One of my daily reads is BBSpot, because its proprietor has a "Daily Links" feature that often points to the offbeat and interesting. The other day, though, it linked to a page titled "12 Myths About Hunger" from an organization called "Food First." Which, in turn, irritated me enough to generate this blog entry.
A number of the FF "myths" are OK, some even good. But there's a huge festering sore down at Myth 7:
In just a couple sentences, FF demonstrates its own dogmatism, an unwillingness to even consider the merits of the "myth" it's pretending to discuss.
The Free Market Can End Hunger
Reality: Unfortunately, such a "market-is-good, government-is-bad" formula can never help address the causes of hunger. Such a dogmatic stance misleads us that a society can opt for one or the other, when in fact every economy on earth combines the market and government in allocating resources and distributing goods.
Let's grant FF's blindingly obvious insight that there are no pure examples of either a 100%-market or 100%-statist economy. So? We can't compare the track records of relatively free-market countries versus unfree countries?
Answer: sure we can. And the results are pretty obvious and unambiguous. We'll look at them below, but let's continue with Food First, first:
The market's marvelous efficiencies can only work to eliminate hunger, however, when purchasing power is widely dispersed.
In all of the myth-analysis, this is only one of two exclamations; FF must find this to be an especially powerful point. And, in the trivial sense that it's better for consumers to have money than to not have money, it's correct. But it turns out that FF only sees one way this can happen, through the visible fist of a Robin-Hood state:
So all those who believe in the usefulness of the market and the necessity of ending hunger must concentrate on promoting not the market, but the consumers!
In this task, government has a vital role to play in countering the tendency toward economic concentration, through genuine tax, credit, and land reforms to disperse buying power toward the poor. Recent trends toward privatization and de-regulation are most definitely not the answer.In short, FF puts its blind faith in government to somehow determine the "right" amount of expropriation (which they euphemize as "land reform" and efforts to "disperse buying power".) Needless to say, they are silent on any example of this actually working anywhere.
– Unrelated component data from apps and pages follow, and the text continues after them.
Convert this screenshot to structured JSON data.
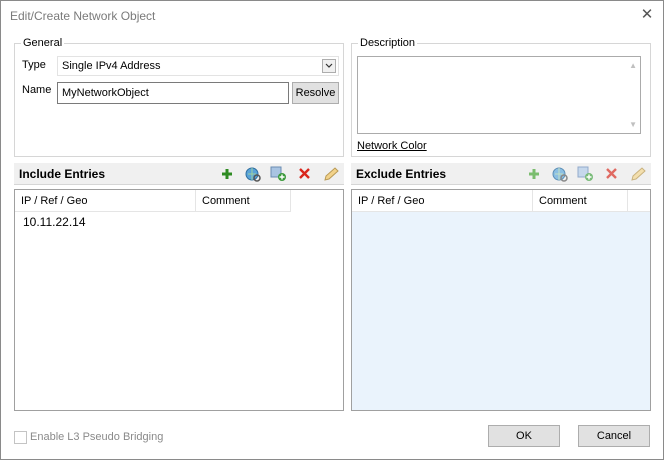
{
  "window": {
    "title": "Edit/Create Network Object",
    "close": "✕"
  },
  "general": {
    "legend": "General",
    "type_label": "Type",
    "type_value": "Single IPv4 Address",
    "name_label": "Name",
    "name_value": "MyNetworkObject",
    "resolve_label": "Resolve"
  },
  "description": {
    "legend": "Description",
    "network_color_link": "Network Color"
  },
  "include": {
    "title": "Include Entries",
    "columns": [
      "IP / Ref / Geo",
      "Comment"
    ],
    "rows": [
      [
        "10.11.22.14",
        ""
      ]
    ]
  },
  "exclude": {
    "title": "Exclude Entries",
    "columns": [
      "IP / Ref / Geo",
      "Comment"
    ],
    "rows": []
  },
  "footer": {
    "checkbox_label": "Enable L3 Pseudo Bridging",
    "ok_label": "OK",
    "cancel_label": "Cancel"
  },
  "colors": {
    "exclude_list_bg": "#eaf3fc",
    "add_icon": "#2e8b22",
    "delete_icon": "#d9261c"
  },
  "icons": [
    "add-icon",
    "globe-search-icon",
    "add-reference-icon",
    "delete-icon",
    "edit-pencil-icon"
  ]
}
A good antidote to FF's socialist hand-waving is found in the report Economic Freedom of the World report from the Fraser Institute. They crunch an impressive amount of actual data, and their conclusions are convincing. Here's an incomplete list:
Countries with more economic freedom have substantially higher
- Countries with more economic freedom have higher growth rates.
- Countries with more economic freedom have higher levels of
investment per capita.
Countries with more economic freedom have lower levels of unemployment.
Life expectancy is over 25 years longer in countries with the
most economic freedom than it is in those with the least.
The amount, as opposed to the share, of income going to the poorest
10% of the population is much greater in nations with the most economic
freedom than it is in those with the least.
Infant mortality is much lower in countries with high levels of
Adult mortality is much lower in countries with high levels of
The incidence of child labor declines as economic freedom increases.
Access to improved water increases with economic freedom..
More economic freedom is related to greater "human development"
as measured by the United Nations.
More economic freedom is related to less "human poverty" as measured
by the United Nations.
With fewer regulations, taxes, and tariffs, economic freedom
reduces the opportunities for corruption on the part of public
It is hard to believe that groups like FF are totally unaware of that. So why are thy so down on the free market? I think a clue is in their mission statement:
The purpose of the Institute for Food and Development Policy - Food First - is to eliminate the injustices that cause hunger.Ah. FF's true battle is against (ideologically-defined) "injustice". Poverty and misery—not so much.